Proper 27, Year A, The Church of the Messiah, Pulaski

“The bridegroom came, and those who were ready went with him into the wedding banquet” (Matt. 25:10).

I don’t know about the sort of day you had last Sunday, but I had a happy morning and afternoon at All Saints’ Church in Smyrna: meeting with a couple of Sunday school classes; preaching, confirming, and celebrating the Eucharist; joining the congregation for a traditional Karen feast afterward. The sun was shining and the temperature was mild. People were glad to see me and my gold hat. This is pretty much what I do every Sunday: the names and places change but the experience is always a good one. Sunday is the bishop’s best day, hands down.

All that changed when I got in the car and read the text from my wife, about the church shooting in Sutherland Springs, Texas. As evening wore on details became clearer, and the enormity of what had happened began to take shape in the mind. We are no strangers to tragedies like this, even tragedies in church, but this one seemed particularly terrible since we’ve hardly had time to recharge our batteries since the last one. Has it just been a week since this happened? How do we make sense of something like this?

The Gospel being the Gospel, the Good News of what God has done in Jesus Christ for us and for our salvation, there ought to be a clue in our reading today. Jesus is telling a story about a wedding, where ten bridesmaids are waiting for the bridegroom to arrive. He’s coming in the middle of the night, so the bridesmaids need oil for their lamps. Five have oil and are ready, but the other five have no oil and aren’t ready when the bridegroom comes.
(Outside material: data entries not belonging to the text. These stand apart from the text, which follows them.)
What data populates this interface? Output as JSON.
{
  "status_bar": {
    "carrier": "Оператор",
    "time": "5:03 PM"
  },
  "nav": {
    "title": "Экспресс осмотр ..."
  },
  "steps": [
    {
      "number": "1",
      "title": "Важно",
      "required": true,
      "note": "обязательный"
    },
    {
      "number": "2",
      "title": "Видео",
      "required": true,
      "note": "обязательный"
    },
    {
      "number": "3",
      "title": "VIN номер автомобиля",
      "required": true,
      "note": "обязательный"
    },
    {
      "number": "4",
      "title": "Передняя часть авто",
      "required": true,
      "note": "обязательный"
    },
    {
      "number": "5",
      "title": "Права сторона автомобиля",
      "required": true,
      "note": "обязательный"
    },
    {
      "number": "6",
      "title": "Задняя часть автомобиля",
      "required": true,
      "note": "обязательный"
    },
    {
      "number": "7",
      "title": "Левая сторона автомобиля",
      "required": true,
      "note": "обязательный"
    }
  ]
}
Only the wise ones are prepared to go on to the wedding feast.

This story, this parable that Jesus tells, is understood as a story about the coming of the Messiah, the Bridegroom, at the end of time. Jesus entered human time in order to save us, being born at a particular time and place in Judea two thousand years ago; but the time in which we live now, this present moment, is an “in-between time”. Jesus has come to save the world, to redeem all time from the moment of his birth to this moment now, but we still struggle in this time in which we live with sin and all its consequences.

In the midst of this we have hope because we can see the horizon ahead. The Messiah will come again to wrap up this “meantime” in which we live. That’s our horizon, a promise that’s still there, come what may. The Bridegroom draws near, and the wedding feast is prepared. The church is like those ten bridesmaids, waiting in the midst of the darkness, in the deepest and darkest part of the night. That’s when the Bridegroom will arrive, when we’re least expecting him.

Hope is about keeping our lamps burning. If we limit our hope to this world alone, we won’t really have a hope. The Gospel teaches us though that there is a horizon ahead and that God holds this world in his hand. We can’t explain why things happen but we can keep hope alive.

There are things we can do in the meantime to keep our lamps lit, to be prepared in the midst of come what may. Oil is a traditional symbol of repentance, among other things, as in Jesus’ teaching in the Sermon on the Mount. “But when you fast, put oil on your head and wash your face” (Matt. 6:17): that is, repent, turn your life around, rejoice and be filled with the power of God. Canon John Fenton suggests that the best way to understand the anointing in this part of Matthew is encompassed in three words: “repent, be converted, rejoice” (J.C. Fenton, The Gospel of St. Matthew).

That’s what we can do to keep our lamps burning, like the bridesmaids in the story. That’s the hope that we can share with our confirmands today, the horizon we can sketch out for them. They’re stepping forward in faith today, with lamps that are burning with hope for the future. It’s a hope that is prepared for each of us today.

We can go further, however, as we think about this story. Did you notice that somebody’s missing from the story? We have a bridegroom and bridesmaids but no bride. She’s off stage in our story, waiting in the wings. I think there’s no bride in the story because we, the members of the church, all of us together, are the bride who is waiting for the bridegroom, for the Messiah who is to come. We’re off in the wings of this story, listening in, looking toward the Messiah in the meantime in which we live.

The Lord loves us and doesn’t want to keep us waiting. He’s not coming for the bridesmaids, after all, but for the bride. “Always a bridesmaid, never a bride”: that old saying does not apply to the church. When the Messiah comes in glory we will be ready.

  • The Rt. Rev'd John Bauerschmidt, Bishop of Tennessee